PROBLEM TO WORK ON
The lines to copy are those in the records below that hold the word "ByLayer".

--*--

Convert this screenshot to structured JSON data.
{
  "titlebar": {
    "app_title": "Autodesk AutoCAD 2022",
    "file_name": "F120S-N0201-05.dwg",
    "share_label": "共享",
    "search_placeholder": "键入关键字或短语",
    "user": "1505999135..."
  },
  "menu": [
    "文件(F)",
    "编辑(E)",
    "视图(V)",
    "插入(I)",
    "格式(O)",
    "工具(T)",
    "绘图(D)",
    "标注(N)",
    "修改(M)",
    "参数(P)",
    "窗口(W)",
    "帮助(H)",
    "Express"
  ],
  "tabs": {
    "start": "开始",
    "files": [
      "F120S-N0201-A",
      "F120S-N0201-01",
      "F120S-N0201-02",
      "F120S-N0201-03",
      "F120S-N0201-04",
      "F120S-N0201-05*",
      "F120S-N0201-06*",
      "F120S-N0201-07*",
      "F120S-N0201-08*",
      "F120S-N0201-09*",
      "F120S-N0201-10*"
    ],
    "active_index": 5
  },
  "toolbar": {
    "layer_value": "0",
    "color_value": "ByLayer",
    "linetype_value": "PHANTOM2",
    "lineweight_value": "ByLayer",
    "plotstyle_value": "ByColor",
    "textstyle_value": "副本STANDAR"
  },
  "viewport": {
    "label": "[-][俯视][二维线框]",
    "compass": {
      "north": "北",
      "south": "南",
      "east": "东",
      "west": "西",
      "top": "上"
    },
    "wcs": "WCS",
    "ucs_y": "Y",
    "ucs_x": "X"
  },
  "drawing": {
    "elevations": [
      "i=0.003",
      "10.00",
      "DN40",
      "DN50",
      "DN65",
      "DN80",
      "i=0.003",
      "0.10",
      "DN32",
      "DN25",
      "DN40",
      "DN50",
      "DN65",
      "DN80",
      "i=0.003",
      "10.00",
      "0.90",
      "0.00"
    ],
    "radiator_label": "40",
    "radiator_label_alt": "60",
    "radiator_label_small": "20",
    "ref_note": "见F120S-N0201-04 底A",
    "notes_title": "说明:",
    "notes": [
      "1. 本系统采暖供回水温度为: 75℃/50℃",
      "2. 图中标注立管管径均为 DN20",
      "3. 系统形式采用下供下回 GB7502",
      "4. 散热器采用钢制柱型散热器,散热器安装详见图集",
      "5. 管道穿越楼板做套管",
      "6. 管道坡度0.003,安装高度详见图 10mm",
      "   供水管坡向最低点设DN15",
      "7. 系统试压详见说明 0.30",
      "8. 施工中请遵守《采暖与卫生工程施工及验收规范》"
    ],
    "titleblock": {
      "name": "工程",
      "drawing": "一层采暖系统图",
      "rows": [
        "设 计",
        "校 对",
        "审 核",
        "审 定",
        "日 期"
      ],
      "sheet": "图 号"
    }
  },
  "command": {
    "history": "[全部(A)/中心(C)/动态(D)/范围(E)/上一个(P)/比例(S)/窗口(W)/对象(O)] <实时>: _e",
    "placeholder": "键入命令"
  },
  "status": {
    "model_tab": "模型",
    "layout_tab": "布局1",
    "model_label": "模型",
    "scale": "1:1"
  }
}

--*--

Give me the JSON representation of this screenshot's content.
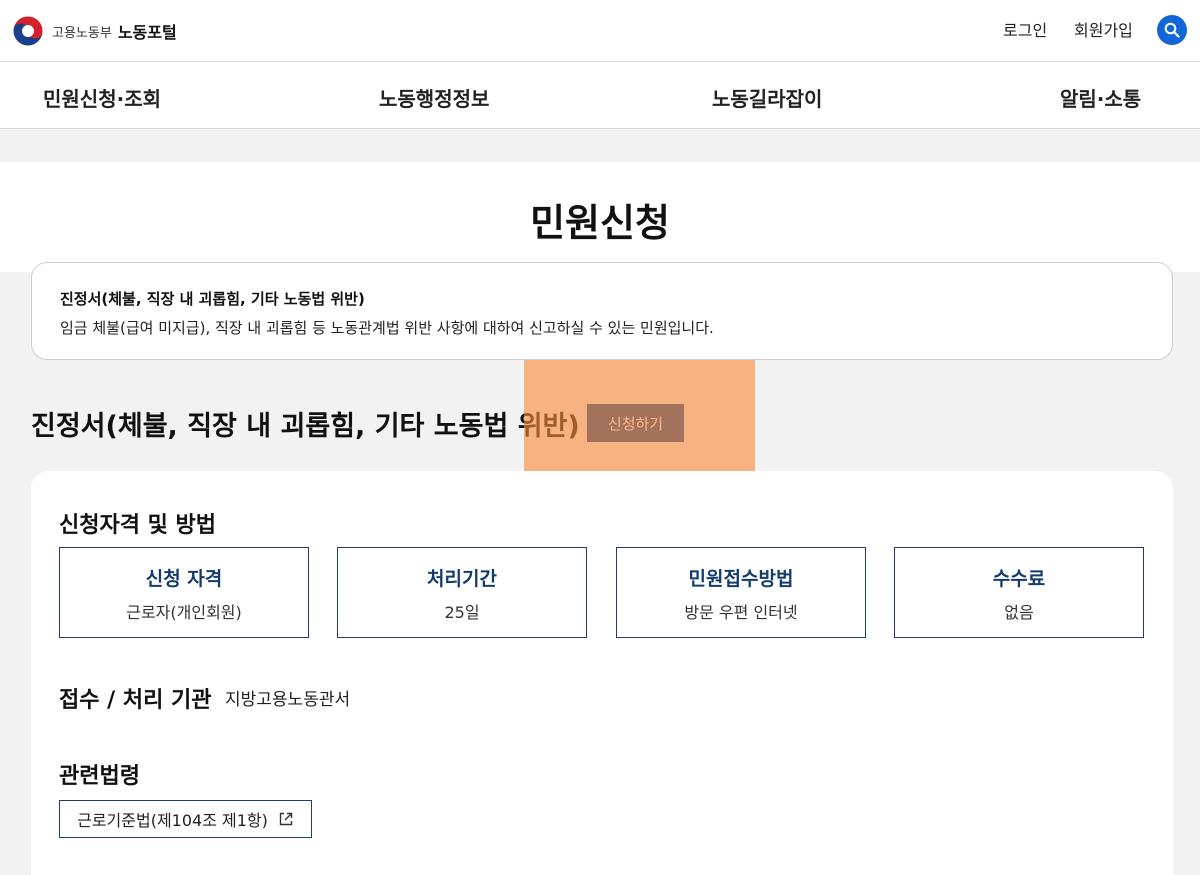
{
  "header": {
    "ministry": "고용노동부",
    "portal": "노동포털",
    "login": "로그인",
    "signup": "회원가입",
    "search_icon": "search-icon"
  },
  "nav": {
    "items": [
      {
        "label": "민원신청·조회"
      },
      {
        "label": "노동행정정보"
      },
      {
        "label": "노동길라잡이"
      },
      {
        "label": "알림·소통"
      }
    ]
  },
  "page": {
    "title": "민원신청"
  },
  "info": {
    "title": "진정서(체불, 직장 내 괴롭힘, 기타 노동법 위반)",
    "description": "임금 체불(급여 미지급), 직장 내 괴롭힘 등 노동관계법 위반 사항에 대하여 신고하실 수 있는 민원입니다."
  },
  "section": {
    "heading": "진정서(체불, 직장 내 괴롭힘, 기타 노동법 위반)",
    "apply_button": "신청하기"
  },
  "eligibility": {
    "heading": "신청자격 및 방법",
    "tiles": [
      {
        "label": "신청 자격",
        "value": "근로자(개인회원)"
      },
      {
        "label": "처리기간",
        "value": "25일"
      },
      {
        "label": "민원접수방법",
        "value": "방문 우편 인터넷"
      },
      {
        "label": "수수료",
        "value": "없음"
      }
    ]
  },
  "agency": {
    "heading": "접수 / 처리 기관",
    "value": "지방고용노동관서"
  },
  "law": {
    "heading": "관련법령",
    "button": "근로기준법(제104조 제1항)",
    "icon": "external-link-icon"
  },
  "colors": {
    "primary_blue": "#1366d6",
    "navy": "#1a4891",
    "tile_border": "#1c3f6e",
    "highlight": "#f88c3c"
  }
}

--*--

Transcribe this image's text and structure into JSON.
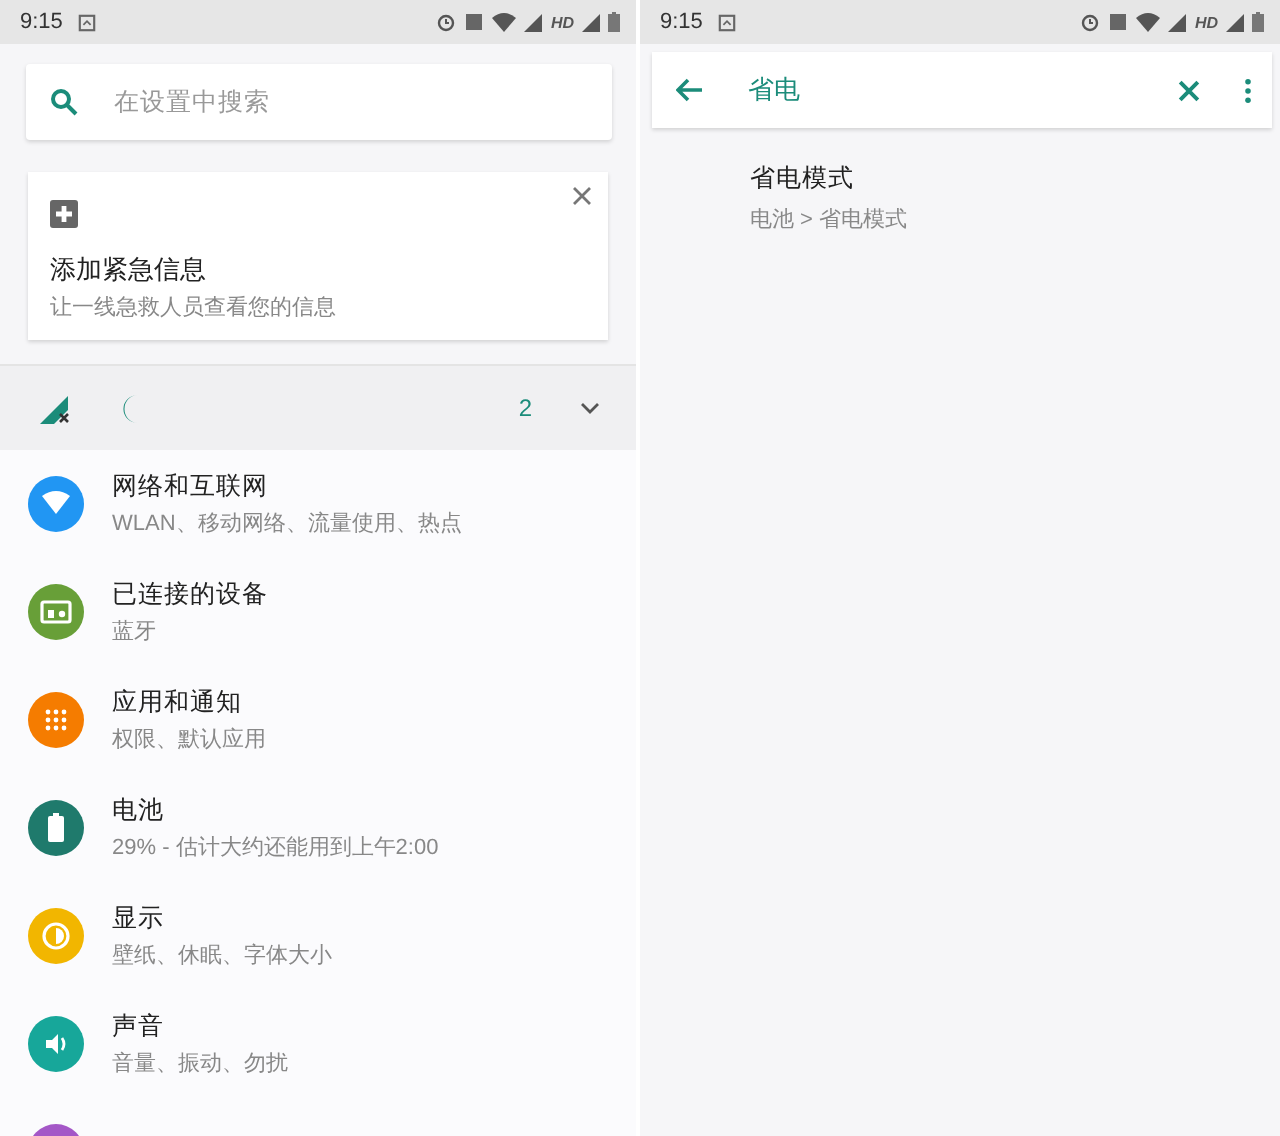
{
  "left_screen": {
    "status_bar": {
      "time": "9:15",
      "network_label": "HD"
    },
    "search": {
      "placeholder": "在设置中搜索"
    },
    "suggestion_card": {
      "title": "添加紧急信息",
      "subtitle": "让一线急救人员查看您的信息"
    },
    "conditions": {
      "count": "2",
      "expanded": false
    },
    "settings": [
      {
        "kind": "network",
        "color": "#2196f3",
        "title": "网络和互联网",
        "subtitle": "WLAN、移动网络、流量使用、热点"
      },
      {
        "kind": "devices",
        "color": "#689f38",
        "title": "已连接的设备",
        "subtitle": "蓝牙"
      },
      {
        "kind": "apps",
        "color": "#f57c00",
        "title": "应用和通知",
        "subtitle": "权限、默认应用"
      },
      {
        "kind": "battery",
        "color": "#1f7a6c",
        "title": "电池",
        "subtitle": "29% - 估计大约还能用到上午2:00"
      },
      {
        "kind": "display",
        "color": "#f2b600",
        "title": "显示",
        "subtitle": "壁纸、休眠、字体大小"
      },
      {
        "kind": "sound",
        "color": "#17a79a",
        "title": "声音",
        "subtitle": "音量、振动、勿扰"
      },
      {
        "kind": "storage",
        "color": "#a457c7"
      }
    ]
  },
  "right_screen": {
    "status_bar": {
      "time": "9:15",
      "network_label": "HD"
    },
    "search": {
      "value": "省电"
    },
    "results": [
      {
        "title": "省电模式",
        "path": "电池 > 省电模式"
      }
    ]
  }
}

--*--

SOLUTION BELOW
    "color_value": "ByLayer",
    "lineweight_value": "ByLayer",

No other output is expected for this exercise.